• [Exercise description]: Return only those lines of the material that contain "Documentation".

= = = = = = =

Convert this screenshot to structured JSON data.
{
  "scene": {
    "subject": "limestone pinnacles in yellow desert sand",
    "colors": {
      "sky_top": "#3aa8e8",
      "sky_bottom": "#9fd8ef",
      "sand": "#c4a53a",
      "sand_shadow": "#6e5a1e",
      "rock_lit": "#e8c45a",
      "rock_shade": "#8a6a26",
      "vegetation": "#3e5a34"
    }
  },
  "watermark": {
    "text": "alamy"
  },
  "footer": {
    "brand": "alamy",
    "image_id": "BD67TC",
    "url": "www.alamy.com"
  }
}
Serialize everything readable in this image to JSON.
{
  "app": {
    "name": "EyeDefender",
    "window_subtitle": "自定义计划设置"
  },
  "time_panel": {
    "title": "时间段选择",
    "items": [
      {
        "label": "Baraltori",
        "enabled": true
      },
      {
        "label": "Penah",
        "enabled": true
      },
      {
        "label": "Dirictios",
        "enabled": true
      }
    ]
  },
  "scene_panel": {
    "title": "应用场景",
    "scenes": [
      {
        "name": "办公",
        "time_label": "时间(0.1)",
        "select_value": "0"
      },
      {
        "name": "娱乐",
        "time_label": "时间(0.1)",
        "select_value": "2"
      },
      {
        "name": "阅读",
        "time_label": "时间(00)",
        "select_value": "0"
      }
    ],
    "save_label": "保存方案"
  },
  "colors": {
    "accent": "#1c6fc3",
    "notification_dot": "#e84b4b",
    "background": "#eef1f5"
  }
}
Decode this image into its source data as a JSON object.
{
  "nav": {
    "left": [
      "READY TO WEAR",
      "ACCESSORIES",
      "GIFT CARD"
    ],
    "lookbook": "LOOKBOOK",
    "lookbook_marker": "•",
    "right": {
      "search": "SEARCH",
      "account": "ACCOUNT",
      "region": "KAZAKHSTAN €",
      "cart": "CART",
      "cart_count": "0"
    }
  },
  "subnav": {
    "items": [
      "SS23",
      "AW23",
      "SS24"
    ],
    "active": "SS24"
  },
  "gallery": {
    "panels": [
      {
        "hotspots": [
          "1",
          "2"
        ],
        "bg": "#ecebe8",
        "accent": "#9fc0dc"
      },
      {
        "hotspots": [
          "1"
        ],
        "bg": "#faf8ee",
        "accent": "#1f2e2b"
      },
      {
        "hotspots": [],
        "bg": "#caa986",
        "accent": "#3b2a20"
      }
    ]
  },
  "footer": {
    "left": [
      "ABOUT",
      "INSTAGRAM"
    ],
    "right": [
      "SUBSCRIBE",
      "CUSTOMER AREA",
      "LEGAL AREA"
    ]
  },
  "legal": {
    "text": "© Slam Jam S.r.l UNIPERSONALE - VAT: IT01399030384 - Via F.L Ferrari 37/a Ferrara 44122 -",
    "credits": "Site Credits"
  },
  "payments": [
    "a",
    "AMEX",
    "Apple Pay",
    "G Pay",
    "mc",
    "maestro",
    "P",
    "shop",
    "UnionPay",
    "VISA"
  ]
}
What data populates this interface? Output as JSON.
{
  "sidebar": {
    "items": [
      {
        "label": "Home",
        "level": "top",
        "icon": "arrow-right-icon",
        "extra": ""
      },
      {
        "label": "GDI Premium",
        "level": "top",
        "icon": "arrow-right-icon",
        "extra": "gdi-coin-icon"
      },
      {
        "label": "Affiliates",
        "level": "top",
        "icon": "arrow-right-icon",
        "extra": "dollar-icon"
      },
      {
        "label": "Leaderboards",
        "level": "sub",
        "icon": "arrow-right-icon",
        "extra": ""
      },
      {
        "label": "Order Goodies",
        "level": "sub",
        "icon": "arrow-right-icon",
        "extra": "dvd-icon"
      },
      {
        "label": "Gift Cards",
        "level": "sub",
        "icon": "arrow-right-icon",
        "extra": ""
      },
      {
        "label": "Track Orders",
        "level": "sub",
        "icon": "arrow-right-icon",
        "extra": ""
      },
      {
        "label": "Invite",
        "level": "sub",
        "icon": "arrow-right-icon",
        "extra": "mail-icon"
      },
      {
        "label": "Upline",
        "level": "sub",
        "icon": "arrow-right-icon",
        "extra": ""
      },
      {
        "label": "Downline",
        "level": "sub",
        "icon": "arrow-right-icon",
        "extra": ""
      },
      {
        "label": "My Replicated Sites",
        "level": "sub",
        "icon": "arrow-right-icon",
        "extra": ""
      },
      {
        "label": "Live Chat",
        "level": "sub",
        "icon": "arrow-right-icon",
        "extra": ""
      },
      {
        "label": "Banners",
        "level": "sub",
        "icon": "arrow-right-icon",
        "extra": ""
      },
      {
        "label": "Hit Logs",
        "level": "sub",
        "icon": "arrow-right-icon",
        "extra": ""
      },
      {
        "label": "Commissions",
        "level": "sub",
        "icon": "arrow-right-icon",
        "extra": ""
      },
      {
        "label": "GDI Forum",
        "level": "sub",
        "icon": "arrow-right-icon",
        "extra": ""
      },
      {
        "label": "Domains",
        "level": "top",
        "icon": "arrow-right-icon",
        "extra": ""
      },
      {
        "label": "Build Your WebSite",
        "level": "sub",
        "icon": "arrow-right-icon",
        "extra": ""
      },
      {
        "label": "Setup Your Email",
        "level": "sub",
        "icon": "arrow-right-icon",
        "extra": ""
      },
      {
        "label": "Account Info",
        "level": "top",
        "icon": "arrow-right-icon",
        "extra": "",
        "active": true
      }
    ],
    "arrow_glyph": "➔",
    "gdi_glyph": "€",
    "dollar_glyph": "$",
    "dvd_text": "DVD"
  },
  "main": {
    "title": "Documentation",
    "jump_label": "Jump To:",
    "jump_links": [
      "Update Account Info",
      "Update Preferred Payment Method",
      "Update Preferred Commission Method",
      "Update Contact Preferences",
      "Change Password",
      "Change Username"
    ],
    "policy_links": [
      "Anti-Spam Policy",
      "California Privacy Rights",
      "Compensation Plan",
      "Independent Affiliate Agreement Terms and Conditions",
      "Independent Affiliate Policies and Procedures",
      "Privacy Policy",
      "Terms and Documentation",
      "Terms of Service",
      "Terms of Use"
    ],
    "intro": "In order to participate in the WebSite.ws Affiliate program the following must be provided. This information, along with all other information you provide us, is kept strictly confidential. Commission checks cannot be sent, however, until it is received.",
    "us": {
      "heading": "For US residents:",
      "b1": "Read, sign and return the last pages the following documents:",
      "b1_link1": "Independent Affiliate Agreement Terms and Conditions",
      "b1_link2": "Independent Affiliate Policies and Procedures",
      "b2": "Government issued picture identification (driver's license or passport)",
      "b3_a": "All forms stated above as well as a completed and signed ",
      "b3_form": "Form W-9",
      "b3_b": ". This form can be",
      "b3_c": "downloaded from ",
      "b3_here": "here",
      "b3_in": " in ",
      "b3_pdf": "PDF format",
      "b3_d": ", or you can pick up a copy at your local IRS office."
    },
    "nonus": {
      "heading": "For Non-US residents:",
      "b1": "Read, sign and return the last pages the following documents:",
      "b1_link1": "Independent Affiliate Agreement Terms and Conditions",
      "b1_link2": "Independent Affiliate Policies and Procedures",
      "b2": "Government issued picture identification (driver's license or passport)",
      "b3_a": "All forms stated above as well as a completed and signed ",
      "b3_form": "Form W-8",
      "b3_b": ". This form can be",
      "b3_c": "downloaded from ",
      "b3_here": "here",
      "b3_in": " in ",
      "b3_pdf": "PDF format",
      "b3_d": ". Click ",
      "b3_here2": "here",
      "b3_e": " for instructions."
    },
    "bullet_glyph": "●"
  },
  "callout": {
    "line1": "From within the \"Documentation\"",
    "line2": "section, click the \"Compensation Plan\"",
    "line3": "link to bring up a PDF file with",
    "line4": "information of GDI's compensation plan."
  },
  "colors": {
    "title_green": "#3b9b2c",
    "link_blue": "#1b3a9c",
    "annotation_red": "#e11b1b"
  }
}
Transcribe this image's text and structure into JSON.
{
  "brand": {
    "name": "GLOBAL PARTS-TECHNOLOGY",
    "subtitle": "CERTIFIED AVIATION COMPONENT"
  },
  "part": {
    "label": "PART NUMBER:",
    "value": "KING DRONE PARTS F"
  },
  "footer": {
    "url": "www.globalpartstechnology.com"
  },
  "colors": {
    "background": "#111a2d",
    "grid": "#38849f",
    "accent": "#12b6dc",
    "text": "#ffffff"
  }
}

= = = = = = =

• [Response area]:
    "title": "Documentation",
      "Terms and Documentation",
    "line1": "From within the \"Documentation\"",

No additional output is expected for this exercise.